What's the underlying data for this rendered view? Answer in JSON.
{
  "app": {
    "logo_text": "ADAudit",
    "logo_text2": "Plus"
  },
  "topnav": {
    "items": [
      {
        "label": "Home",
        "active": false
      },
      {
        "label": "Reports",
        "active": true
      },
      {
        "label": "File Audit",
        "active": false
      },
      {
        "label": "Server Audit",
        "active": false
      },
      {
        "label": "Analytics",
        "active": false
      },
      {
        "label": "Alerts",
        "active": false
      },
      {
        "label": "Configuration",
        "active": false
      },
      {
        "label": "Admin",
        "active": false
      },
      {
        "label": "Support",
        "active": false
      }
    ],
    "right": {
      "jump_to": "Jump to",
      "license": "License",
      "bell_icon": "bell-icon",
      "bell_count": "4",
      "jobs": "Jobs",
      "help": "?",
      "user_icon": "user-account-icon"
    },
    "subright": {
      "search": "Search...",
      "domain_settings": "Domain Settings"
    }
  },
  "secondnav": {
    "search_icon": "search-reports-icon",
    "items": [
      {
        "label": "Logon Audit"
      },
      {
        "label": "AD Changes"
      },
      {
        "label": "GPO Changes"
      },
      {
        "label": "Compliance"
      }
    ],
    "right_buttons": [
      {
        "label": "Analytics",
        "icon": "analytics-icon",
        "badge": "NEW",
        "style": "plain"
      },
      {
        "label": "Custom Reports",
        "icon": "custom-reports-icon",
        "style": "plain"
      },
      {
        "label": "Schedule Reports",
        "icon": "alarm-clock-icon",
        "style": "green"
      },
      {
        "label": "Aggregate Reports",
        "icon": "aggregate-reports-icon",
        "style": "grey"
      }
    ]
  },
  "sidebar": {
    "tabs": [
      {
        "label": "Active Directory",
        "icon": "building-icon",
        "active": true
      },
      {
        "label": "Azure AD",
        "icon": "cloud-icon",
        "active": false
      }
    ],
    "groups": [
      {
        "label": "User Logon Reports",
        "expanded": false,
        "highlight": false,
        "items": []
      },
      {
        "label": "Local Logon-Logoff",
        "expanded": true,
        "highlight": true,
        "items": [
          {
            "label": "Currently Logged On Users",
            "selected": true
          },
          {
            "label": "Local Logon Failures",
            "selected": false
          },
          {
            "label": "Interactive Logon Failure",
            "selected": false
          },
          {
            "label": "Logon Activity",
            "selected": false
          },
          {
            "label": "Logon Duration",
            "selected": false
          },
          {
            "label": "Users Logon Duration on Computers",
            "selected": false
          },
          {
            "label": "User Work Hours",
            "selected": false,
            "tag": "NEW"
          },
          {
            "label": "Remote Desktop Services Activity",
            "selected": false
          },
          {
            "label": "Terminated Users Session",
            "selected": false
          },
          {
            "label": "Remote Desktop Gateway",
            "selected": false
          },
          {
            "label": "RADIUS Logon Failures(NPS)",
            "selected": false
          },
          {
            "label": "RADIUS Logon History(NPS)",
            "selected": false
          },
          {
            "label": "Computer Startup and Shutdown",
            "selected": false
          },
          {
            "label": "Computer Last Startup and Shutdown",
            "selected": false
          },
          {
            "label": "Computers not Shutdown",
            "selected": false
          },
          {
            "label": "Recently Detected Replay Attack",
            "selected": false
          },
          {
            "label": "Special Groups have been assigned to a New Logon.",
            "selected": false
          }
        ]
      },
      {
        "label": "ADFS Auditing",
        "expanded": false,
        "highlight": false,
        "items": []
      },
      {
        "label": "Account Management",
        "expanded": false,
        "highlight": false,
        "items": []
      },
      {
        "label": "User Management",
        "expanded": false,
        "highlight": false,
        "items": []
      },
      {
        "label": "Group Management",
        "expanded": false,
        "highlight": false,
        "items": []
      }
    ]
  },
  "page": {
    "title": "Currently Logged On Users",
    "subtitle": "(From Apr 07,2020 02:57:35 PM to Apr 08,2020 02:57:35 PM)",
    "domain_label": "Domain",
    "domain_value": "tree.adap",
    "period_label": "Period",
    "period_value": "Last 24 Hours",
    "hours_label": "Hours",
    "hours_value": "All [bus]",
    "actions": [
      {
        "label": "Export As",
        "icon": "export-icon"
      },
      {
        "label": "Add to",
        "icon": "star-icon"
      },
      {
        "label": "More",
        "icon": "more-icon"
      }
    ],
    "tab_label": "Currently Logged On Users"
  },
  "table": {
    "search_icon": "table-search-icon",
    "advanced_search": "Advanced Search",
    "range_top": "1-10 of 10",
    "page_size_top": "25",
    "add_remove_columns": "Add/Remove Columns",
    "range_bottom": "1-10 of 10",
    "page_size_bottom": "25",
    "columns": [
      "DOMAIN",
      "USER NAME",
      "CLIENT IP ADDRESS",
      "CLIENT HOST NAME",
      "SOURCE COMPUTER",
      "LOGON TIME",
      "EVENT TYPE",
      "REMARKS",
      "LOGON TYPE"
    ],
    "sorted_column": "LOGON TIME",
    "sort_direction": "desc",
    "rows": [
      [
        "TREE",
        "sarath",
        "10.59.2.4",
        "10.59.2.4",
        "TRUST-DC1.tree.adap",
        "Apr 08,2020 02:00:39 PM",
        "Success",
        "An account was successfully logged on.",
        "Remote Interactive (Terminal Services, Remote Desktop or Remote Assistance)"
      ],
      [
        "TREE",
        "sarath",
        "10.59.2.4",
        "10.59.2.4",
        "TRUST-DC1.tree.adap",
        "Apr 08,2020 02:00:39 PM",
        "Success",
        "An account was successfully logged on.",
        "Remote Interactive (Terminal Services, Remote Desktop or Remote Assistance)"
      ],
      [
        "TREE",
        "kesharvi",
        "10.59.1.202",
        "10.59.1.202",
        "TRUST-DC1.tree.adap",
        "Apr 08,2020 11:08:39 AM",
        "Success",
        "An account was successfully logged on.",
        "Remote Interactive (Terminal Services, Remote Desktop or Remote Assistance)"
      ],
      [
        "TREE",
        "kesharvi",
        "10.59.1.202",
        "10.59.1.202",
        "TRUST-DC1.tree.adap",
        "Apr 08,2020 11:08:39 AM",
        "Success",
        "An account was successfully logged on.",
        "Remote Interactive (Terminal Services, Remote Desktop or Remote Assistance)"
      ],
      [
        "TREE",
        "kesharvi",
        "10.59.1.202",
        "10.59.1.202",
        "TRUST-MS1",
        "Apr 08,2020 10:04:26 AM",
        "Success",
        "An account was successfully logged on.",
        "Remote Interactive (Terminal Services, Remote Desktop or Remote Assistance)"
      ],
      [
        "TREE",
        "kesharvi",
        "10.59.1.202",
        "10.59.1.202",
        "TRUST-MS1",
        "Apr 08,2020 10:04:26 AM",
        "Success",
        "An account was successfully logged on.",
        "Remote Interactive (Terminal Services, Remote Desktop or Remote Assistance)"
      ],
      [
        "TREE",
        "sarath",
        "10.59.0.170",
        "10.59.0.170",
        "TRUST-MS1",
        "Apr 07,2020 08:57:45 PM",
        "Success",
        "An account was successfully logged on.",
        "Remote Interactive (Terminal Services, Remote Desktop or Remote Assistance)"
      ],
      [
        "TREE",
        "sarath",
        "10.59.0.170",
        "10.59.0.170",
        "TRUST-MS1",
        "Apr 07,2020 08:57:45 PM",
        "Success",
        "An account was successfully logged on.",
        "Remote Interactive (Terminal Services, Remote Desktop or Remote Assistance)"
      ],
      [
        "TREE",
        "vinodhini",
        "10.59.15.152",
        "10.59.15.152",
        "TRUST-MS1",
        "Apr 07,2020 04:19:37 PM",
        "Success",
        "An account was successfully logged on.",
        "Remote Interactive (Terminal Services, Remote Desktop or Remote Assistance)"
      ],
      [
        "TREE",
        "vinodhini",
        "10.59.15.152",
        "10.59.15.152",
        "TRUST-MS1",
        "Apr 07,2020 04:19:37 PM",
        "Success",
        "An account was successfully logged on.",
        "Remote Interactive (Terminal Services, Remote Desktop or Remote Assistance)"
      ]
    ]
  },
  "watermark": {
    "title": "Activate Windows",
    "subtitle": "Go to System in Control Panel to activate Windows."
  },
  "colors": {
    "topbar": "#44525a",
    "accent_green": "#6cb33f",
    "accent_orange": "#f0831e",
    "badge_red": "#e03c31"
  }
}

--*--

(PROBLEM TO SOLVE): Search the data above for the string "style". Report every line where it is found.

(OUTPUT FOR THIS EXERCISE):
        "style": "plain"
        "style": "plain"
        "style": "green"
        "style": "grey"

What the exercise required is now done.